From the entries below, please gather each line containing the string "star".

______________________________

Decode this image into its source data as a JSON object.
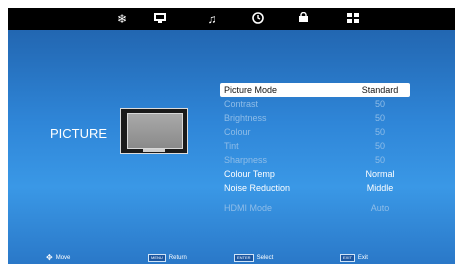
{
  "top_tabs": [
    {
      "icon": "snowflake-icon",
      "glyph": "❄"
    },
    {
      "icon": "monitor-icon",
      "glyph": "🖵"
    },
    {
      "icon": "music-note-icon",
      "glyph": "♫"
    },
    {
      "icon": "clock-icon",
      "glyph": "◷"
    },
    {
      "icon": "lock-icon",
      "glyph": "🔒"
    },
    {
      "icon": "grid-icon",
      "glyph": "▦"
    }
  ],
  "section": {
    "title": "PICTURE"
  },
  "menu": {
    "items": [
      {
        "label": "Picture Mode",
        "value": "Standard",
        "state": "selected"
      },
      {
        "label": "Contrast",
        "value": "50",
        "state": "dim"
      },
      {
        "label": "Brightness",
        "value": "50",
        "state": "dim"
      },
      {
        "label": "Colour",
        "value": "50",
        "state": "dim"
      },
      {
        "label": "Tint",
        "value": "50",
        "state": "dim"
      },
      {
        "label": "Sharpness",
        "value": "50",
        "state": "dim"
      },
      {
        "label": "Colour Temp",
        "value": "Normal",
        "state": "normal"
      },
      {
        "label": "Noise Reduction",
        "value": "Middle",
        "state": "normal"
      },
      {
        "label": "HDMI Mode",
        "value": "Auto",
        "state": "dim"
      }
    ]
  },
  "bottom": {
    "move_label": "Move",
    "menu_key": "MENU",
    "return_label": "Return",
    "enter_key": "ENTER",
    "select_label": "Select",
    "exit_key": "EXIT",
    "exit_label": "Exit"
  }
}
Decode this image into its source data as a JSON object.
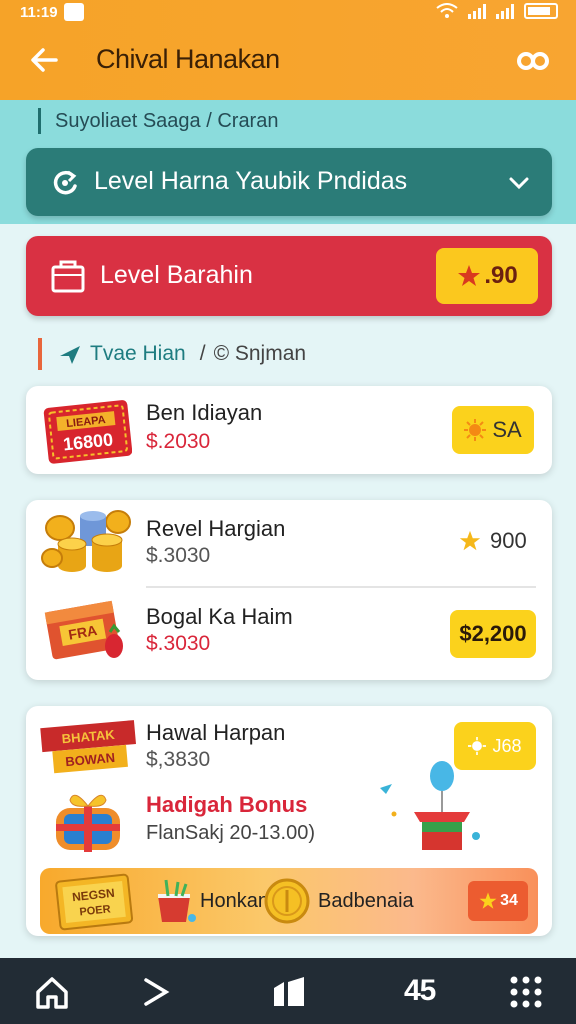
{
  "status_bar": {
    "time": "11:19"
  },
  "app_bar": {
    "title": "Chival Hanakan",
    "back_icon": "arrow-left-icon",
    "menu_icon": "infinity-link-icon"
  },
  "breadcrumb": {
    "text": "Suyoliaet Saaga  /  Craran"
  },
  "level_selector": {
    "label": "Level Harna Yaubik Pndidas",
    "icon": "cycle-icon",
    "dropdown_icon": "chevron-down-icon"
  },
  "level_banner": {
    "label": "Level Barahin",
    "badge": {
      "icon": "star-icon",
      "value": ".90"
    }
  },
  "section": {
    "icon": "plane-icon",
    "title": "Tvae Hian",
    "separator": "/",
    "subtitle": "© Snjman"
  },
  "card1": {
    "item": {
      "name": "Ben Idiayan",
      "price": "$.2030",
      "image_text_top": "LIEAPA",
      "image_text_bottom": "16800",
      "badge_value": "SA",
      "badge_icon": "sun-star-icon"
    }
  },
  "card2": {
    "items": [
      {
        "name": "Revel Hargian",
        "price": "$.3030",
        "reward": "900",
        "reward_icon": "star-icon"
      },
      {
        "name": "Bogal Ka Haim",
        "price": "$.3030",
        "reward": "$2,200",
        "image_text": "FRA"
      }
    ]
  },
  "card3": {
    "item": {
      "name": "Hawal Harpan",
      "price": "$,3830",
      "badge_value": "J68",
      "image_text_top": "BHATAK",
      "image_text_bottom": "BOWAN"
    },
    "bonus": {
      "title": "Hadigah Bonus",
      "subtitle": "FlanSakj 20-13.00)"
    },
    "promo": {
      "image_text_top": "NEGSN",
      "image_text_bottom": "POER",
      "label_left": "Honkan",
      "label_right": "Badbenaia",
      "badge_icon": "star-icon",
      "badge_value": "34"
    }
  },
  "bottom_nav": {
    "home_icon": "home-icon",
    "forward_icon": "chevron-right-icon",
    "cards_icon": "cards-icon",
    "count": "45",
    "more_icon": "grid-dots-icon"
  },
  "colors": {
    "header": "#f6a328",
    "teal": "#2b7c78",
    "red": "#d93143",
    "badge_yellow": "#fbd21c",
    "nav": "#222c35"
  }
}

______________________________

**Answer area**
      "icon": "star-icon",
      "badge_icon": "sun-star-icon"
        "reward_icon": "star-icon"
      "badge_icon": "star-icon",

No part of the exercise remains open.